The Smallest Thing
Publication date: July 18th 2017
Genres: Contemporary, Young Adult
The very last thing 17-year-old Emmott Syddall wants is to turn out like her dad. She’s descended from ten generations who never left their dull English village, and there’s no way she’s going to waste a perfectly good life that way. She’s moving to London and she swears she is never coming back.
But when the unexplained deaths of her neighbors force the government to quarantine the village, Em learns what it truly means to be trapped. Now, she must choose. Will she pursue her desire for freedom, at all costs, or do what’s best for the people she loves: her dad, her best friend Deb, and, to her surprise, the mysterious man in the HAZMAT suit?

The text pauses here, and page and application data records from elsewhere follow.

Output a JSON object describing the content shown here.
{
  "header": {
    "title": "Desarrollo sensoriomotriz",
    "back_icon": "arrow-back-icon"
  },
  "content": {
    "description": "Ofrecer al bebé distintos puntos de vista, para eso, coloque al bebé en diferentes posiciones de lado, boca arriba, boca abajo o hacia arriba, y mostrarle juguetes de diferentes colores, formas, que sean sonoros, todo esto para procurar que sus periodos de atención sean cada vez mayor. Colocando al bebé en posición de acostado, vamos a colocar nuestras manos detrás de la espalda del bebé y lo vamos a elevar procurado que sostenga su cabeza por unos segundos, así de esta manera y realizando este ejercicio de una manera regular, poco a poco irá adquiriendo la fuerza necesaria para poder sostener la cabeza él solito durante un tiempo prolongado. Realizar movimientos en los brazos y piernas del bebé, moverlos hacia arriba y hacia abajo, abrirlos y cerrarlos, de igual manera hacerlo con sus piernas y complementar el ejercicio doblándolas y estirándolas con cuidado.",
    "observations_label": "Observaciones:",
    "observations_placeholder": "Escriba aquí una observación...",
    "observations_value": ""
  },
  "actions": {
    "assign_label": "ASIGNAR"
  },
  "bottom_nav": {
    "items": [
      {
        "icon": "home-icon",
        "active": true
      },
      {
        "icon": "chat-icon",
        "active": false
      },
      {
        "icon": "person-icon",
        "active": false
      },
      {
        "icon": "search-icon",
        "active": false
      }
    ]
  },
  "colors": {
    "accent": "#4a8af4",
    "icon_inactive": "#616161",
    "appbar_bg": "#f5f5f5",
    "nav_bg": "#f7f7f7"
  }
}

Inspired by the historical story of the plague village of Eyam, this contemporary tale of friendship, community, and impossible love weaves the horrors of recent news headlines with the intimate details of how it feels to become an adult—and fall in love—in the midst of tragedy.
Lisa Manterfield is the award-winning author of I’m Taking My Eggs and Going Home: How One Woman Dared to Say No to Motherhood. Her work has appeared in The Saturday Evening Post, Los Angeles Times, and Psychology Today. Originally from northern England, she now lives in Southern California with her husband and over-indulged cat. A Strange Companion is her first novel. Learn more at LisaManterfield.com.
The Smallest Thing is one amazing book to cozy up with and read during those rainy days. I love the development of the story, the events that took place and the growth of the characters. It was such a heartwarming story of how the community connects with each other especially in times of distress. I was so so proud and a little bit annoyed at Emmott’s dad (same way Em felt about him, yeah I know) for he can’t let go that sense of responsibility towards his neighbours even though they’re instructed to lessen human contact so as to lessen the possibility of catching the virus but he still helped his neighborhood and wow I am so proud of the man.
I love Emmott’s character development and that wonderful and heartfelt decision she made at the end. I was constantly nervous while I was reading the book, the thought of Emmott and her dad catching the virus made me oh so anxious. I felt bad for Emmott on what she found out about her Mom but I was so glad on how her relationship with her Dad grew better.
Reading this book is kind of refreshing for it seemed like the romance of Emmott became a secondary focus unlike other YA novels these days for the primary seemed to me as the repairing of relationship with Emmott and her Dad so as the sense of community and helping a neighbour out. I love reading this book and when I read the author’s note regarding the inspiration of the story and it literally raised the hair on my arms. Totally recommended for everyone to read.